Dave Sears Explains When and How to Introduce Your Children to Motorsports
Introducing children to motorsports can be fun and exciting. Starting at a relatively young age, children are able to handle dirt bikes and other small vehicles. However, safety regulations need to be followed at all times. Dave Sears, the manager of Alamo Cycle Plex, explains how and when parents can safely introduce their children to motorsport and describes some of the great activities that children and their parents can participate in when the children are capable of riding on their own.
At What Age Should We Start?
A three-year-old child can handle a small electric dirt bike in the yard or in another safe area. Gas-powered 50cc dirt bikes are safe for children at age 4 if they use training wheels. By age 5 or 6, children should be able to handle a gas-powered dirt bike with no training wheels and even take some small jumps. In most states, in order to ride an ATV, a child must be at least 6 years old.
Starting Out with a Dirt Bike or ATV
Often, the early months of learning to ride a dirt bike are filled with minor crashes and spills. Some children will not want to ride again after they have fallen off too many times, but many children will want to stay with the activity until they have mastered it. Practicing on a long, straight road rather than in the yard with many turns is probably a better idea at the beginning.
Parents should be aware that while falling off a dirt bike is more common at the beginning of the learning process; ATV riders are more prone to serious injury and hospitalization because the vehicles can tip over and fall on the rider. Victims of ATV accidents are 55 percent more likely than dirt bike accident victims to be admitted to the ICU.
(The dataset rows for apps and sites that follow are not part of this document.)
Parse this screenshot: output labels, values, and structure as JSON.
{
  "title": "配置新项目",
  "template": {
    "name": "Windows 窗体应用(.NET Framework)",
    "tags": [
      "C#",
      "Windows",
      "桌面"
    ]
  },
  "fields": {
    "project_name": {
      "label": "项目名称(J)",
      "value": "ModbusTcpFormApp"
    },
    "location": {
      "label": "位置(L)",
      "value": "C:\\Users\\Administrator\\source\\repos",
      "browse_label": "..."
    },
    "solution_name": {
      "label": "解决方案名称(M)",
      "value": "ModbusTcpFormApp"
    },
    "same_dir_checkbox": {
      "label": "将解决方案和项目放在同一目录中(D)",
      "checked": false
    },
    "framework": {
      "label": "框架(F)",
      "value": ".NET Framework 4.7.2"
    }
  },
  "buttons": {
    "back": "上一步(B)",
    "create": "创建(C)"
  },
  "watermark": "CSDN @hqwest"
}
While many kids want to jump right on the dirt bike or mini ATV and get started, it is absolutely necessary to give them safety rules right from the start. The most important rule is to always wear a helmet. Over 1,200 children were killed in ATV accidents over the past decade. This number could be significantly reduced if children were required to wear helmets at all times.
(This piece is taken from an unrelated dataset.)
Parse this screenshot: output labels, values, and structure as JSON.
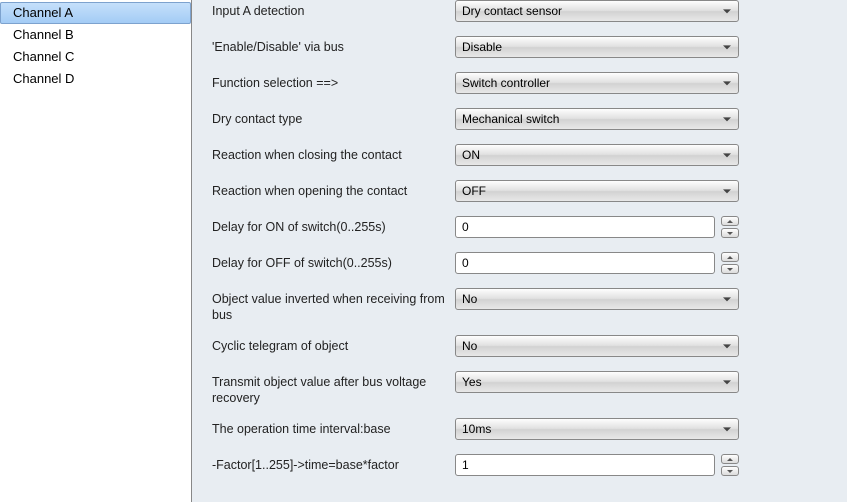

Children should also wear other protective gear when riding a dirt bike, since the risk of falls and scrapes is so much greater than while riding an ATV. Children should wear full motorcycle pads that can protect them from injuries if they fall off the bike. These dirt bike pads are widely available throughout Canada both in stores and online.
Kids and Motorsports
Children pick up motor skills much faster than adults, and if they start riding early, they are likely to build a significant amount of talent and expertise. Parents may be alarmed at first to see how fast and how daring their children are, but motorsports are a fun and exhilarating way to spend time with friends and family as well as getting outdoors.
Children who participate in motorsports have a relatively safe way to burn off their energy and experience the thrill of adrenaline. Many parents who rode dirt bikes or ATVs as children are eager to share their experiences. Families who ride ATVs in particular are more likely to hunt, fish, and camp together. ATVs are also used on farms for necessary work like herding, so children who live on farms are more likely to learn to ride at a young age.
Early Motorsports Lessons
As previously mentioned, the best place to start riding an ATV or dirt bike is on a long, flat, straight dirt road. The surface should be firm and not sandy or muddy. Training wheels can be dispensed of when a child is 4 years old.
It is best to start with a 50cc dirt bike from a dealership like Alamo Cycle Plex because a small child can handle it easily. Choosing a bike that is small enough for your child is important, even if you feel that the child will outgrow the starter bike quickly. It may be better to buy a smaller bike secondhand than investing more money in a larger bike that your child will grow into.
Each training session should focus on only one skill. On the first trip, focus on going in a straight line and stopping. On the second trip, start working on turning around. Progressively add skills as your child’s coordination grows.
Encouraging Children in Motorsports
While motorsports are a great deal of fun, safety should always come first. Making sure that your child has the proper protective gear and does not learn to ride recklessly can go a long way toward preventing injuries. Parents should know that children who are not properly taught to ride may be more likely to be injured or even hospitalized, but there are ways to mitigate this risk.
When the sport is handled safely, it is a great deal of fun. Dave Sears reminds parents that children who participate in motorsports are likely to continue well into adulthood. This can provide a fun family bonding activity, and it may even lead to a youth racing career for your child. As your child grows up, you can share your love of motorsports with them and enjoy the adrenaline rush of riding with your child.